◆ **WORKING DATA**:
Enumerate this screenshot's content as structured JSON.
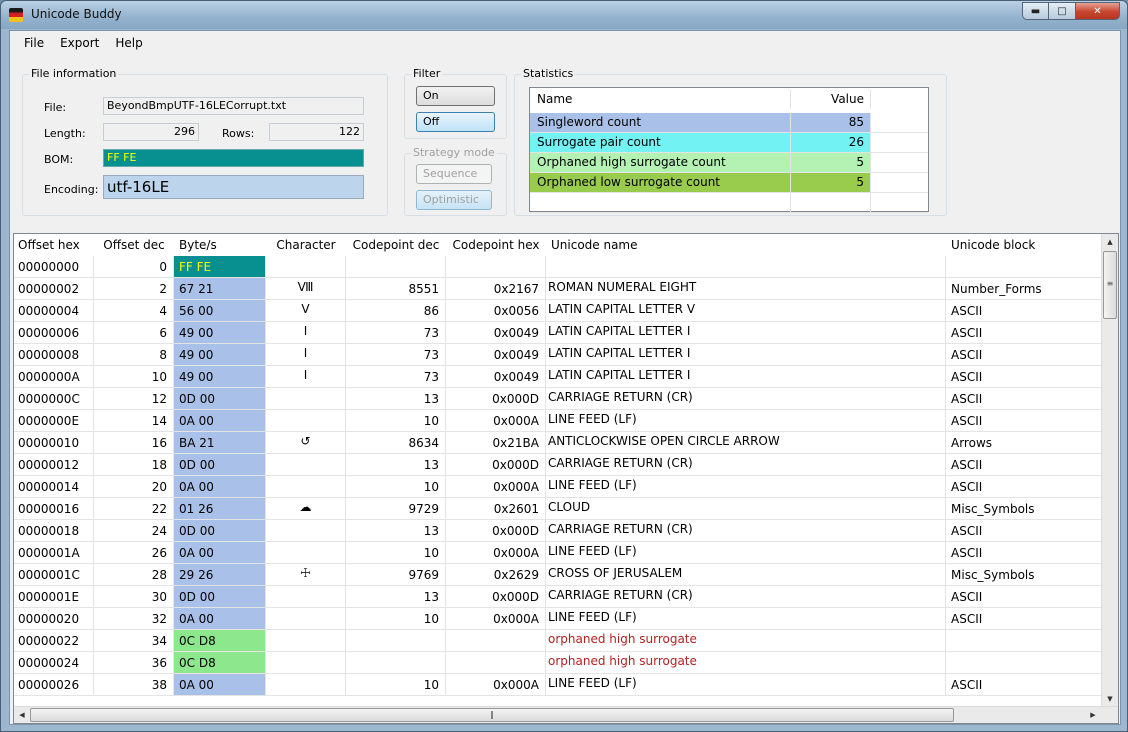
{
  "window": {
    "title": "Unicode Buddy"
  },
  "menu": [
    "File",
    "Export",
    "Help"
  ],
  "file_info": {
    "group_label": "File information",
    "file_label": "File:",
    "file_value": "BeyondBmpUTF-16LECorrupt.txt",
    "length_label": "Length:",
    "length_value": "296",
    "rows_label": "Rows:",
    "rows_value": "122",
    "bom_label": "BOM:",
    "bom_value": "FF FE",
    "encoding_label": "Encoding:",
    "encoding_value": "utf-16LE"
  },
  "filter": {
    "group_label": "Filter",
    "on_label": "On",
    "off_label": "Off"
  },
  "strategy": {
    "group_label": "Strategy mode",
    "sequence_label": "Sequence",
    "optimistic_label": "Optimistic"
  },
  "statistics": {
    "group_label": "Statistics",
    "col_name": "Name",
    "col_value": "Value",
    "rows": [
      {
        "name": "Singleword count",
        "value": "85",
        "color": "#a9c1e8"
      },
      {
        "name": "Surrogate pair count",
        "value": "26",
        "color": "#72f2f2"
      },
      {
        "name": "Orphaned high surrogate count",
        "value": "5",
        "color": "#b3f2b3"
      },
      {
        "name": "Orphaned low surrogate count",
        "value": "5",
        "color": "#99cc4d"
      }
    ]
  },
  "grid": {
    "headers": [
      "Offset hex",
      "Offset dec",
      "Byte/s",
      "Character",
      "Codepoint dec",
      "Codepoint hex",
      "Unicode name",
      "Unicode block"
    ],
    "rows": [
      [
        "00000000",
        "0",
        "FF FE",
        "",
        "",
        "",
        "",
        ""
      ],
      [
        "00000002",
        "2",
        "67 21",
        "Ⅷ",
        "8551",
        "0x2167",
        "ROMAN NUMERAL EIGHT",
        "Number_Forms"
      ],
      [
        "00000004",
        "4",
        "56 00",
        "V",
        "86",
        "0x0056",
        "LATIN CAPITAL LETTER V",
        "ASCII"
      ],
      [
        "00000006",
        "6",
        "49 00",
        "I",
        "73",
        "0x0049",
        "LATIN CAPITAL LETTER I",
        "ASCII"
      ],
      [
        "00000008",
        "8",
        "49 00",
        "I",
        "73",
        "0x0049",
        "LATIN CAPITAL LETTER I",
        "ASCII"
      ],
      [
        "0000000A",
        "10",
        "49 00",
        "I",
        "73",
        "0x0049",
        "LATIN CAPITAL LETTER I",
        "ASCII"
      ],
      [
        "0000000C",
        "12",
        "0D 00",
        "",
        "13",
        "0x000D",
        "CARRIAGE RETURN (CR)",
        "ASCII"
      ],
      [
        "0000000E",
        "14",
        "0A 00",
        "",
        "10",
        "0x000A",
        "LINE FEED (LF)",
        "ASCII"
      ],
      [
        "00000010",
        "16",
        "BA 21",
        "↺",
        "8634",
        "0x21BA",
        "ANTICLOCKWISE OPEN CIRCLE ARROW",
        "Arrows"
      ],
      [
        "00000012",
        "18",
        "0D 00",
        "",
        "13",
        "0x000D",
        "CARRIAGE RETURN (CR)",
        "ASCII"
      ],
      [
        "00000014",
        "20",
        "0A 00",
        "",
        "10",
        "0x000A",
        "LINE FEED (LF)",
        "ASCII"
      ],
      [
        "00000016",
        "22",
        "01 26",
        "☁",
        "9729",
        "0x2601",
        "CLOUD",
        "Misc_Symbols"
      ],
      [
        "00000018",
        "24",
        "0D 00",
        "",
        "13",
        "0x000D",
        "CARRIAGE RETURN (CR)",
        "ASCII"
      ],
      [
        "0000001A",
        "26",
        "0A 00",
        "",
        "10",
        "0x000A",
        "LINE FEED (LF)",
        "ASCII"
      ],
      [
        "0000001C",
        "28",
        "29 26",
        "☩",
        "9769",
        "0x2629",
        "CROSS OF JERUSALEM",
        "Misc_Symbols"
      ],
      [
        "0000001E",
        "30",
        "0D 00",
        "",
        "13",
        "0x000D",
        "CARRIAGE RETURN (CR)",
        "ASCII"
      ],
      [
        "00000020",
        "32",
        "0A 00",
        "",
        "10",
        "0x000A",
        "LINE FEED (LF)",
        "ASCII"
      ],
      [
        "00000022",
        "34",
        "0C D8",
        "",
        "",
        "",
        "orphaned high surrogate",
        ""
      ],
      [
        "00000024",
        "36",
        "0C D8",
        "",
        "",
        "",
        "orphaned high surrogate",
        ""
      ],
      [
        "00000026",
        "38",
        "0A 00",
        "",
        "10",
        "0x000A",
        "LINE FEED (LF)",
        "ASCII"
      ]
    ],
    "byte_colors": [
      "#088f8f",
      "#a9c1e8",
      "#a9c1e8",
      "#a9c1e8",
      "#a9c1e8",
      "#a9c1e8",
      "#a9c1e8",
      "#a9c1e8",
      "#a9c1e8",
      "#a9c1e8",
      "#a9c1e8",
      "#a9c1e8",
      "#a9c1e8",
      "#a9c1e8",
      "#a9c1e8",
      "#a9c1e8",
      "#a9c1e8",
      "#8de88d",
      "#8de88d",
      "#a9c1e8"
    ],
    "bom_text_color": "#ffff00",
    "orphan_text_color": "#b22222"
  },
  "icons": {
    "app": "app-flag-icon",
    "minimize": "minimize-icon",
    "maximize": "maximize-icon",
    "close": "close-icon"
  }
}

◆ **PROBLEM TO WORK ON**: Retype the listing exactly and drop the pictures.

◆ **ANSWER SECTION**:
Enumerate this screenshot's content as structured JSON.
{
  "window": {
    "title": "Unicode Buddy"
  },
  "menu": [
    "File",
    "Export",
    "Help"
  ],
  "file_info": {
    "group_label": "File information",
    "file_label": "File:",
    "file_value": "BeyondBmpUTF-16LECorrupt.txt",
    "length_label": "Length:",
    "length_value": "296",
    "rows_label": "Rows:",
    "rows_value": "122",
    "bom_label": "BOM:",
    "bom_value": "FF FE",
    "encoding_label": "Encoding:",
    "encoding_value": "utf-16LE"
  },
  "filter": {
    "group_label": "Filter",
    "on_label": "On",
    "off_label": "Off"
  },
  "strategy": {
    "group_label": "Strategy mode",
    "sequence_label": "Sequence",
    "optimistic_label": "Optimistic"
  },
  "statistics": {
    "group_label": "Statistics",
    "col_name": "Name",
    "col_value": "Value",
    "rows": [
      {
        "name": "Singleword count",
        "value": "85",
        "color": "#a9c1e8"
      },
      {
        "name": "Surrogate pair count",
        "value": "26",
        "color": "#72f2f2"
      },
      {
        "name": "Orphaned high surrogate count",
        "value": "5",
        "color": "#b3f2b3"
      },
      {
        "name": "Orphaned low surrogate count",
        "value": "5",
        "color": "#99cc4d"
      }
    ]
  },
  "grid": {
    "headers": [
      "Offset hex",
      "Offset dec",
      "Byte/s",
      "Character",
      "Codepoint dec",
      "Codepoint hex",
      "Unicode name",
      "Unicode block"
    ],
    "rows": [
      [
        "00000000",
        "0",
        "FF FE",
        "",
        "",
        "",
        "",
        ""
      ],
      [
        "00000002",
        "2",
        "67 21",
        "Ⅷ",
        "8551",
        "0x2167",
        "ROMAN NUMERAL EIGHT",
        "Number_Forms"
      ],
      [
        "00000004",
        "4",
        "56 00",
        "V",
        "86",
        "0x0056",
        "LATIN CAPITAL LETTER V",
        "ASCII"
      ],
      [
        "00000006",
        "6",
        "49 00",
        "I",
        "73",
        "0x0049",
        "LATIN CAPITAL LETTER I",
        "ASCII"
      ],
      [
        "00000008",
        "8",
        "49 00",
        "I",
        "73",
        "0x0049",
        "LATIN CAPITAL LETTER I",
        "ASCII"
      ],
      [
        "0000000A",
        "10",
        "49 00",
        "I",
        "73",
        "0x0049",
        "LATIN CAPITAL LETTER I",
        "ASCII"
      ],
      [
        "0000000C",
        "12",
        "0D 00",
        "",
        "13",
        "0x000D",
        "CARRIAGE RETURN (CR)",
        "ASCII"
      ],
      [
        "0000000E",
        "14",
        "0A 00",
        "",
        "10",
        "0x000A",
        "LINE FEED (LF)",
        "ASCII"
      ],
      [
        "00000010",
        "16",
        "BA 21",
        "↺",
        "8634",
        "0x21BA",
        "ANTICLOCKWISE OPEN CIRCLE ARROW",
        "Arrows"
      ],
      [
        "00000012",
        "18",
        "0D 00",
        "",
        "13",
        "0x000D",
        "CARRIAGE RETURN (CR)",
        "ASCII"
      ],
      [
        "00000014",
        "20",
        "0A 00",
        "",
        "10",
        "0x000A",
        "LINE FEED (LF)",
        "ASCII"
      ],
      [
        "00000016",
        "22",
        "01 26",
        "☁",
        "9729",
        "0x2601",
        "CLOUD",
        "Misc_Symbols"
      ],
      [
        "00000018",
        "24",
        "0D 00",
        "",
        "13",
        "0x000D",
        "CARRIAGE RETURN (CR)",
        "ASCII"
      ],
      [
        "0000001A",
        "26",
        "0A 00",
        "",
        "10",
        "0x000A",
        "LINE FEED (LF)",
        "ASCII"
      ],
      [
        "0000001C",
        "28",
        "29 26",
        "☩",
        "9769",
        "0x2629",
        "CROSS OF JERUSALEM",
        "Misc_Symbols"
      ],
      [
        "0000001E",
        "30",
        "0D 00",
        "",
        "13",
        "0x000D",
        "CARRIAGE RETURN (CR)",
        "ASCII"
      ],
      [
        "00000020",
        "32",
        "0A 00",
        "",
        "10",
        "0x000A",
        "LINE FEED (LF)",
        "ASCII"
      ],
      [
        "00000022",
        "34",
        "0C D8",
        "",
        "",
        "",
        "orphaned high surrogate",
        ""
      ],
      [
        "00000024",
        "36",
        "0C D8",
        "",
        "",
        "",
        "orphaned high surrogate",
        ""
      ],
      [
        "00000026",
        "38",
        "0A 00",
        "",
        "10",
        "0x000A",
        "LINE FEED (LF)",
        "ASCII"
      ]
    ],
    "byte_colors": [
      "#088f8f",
      "#a9c1e8",
      "#a9c1e8",
      "#a9c1e8",
      "#a9c1e8",
      "#a9c1e8",
      "#a9c1e8",
      "#a9c1e8",
      "#a9c1e8",
      "#a9c1e8",
      "#a9c1e8",
      "#a9c1e8",
      "#a9c1e8",
      "#a9c1e8",
      "#a9c1e8",
      "#a9c1e8",
      "#a9c1e8",
      "#8de88d",
      "#8de88d",
      "#a9c1e8"
    ],
    "bom_text_color": "#ffff00",
    "orphan_text_color": "#b22222"
  },
  "icons": {
    "app": "app-flag-icon",
    "minimize": "minimize-icon",
    "maximize": "maximize-icon",
    "close": "close-icon"
  }
}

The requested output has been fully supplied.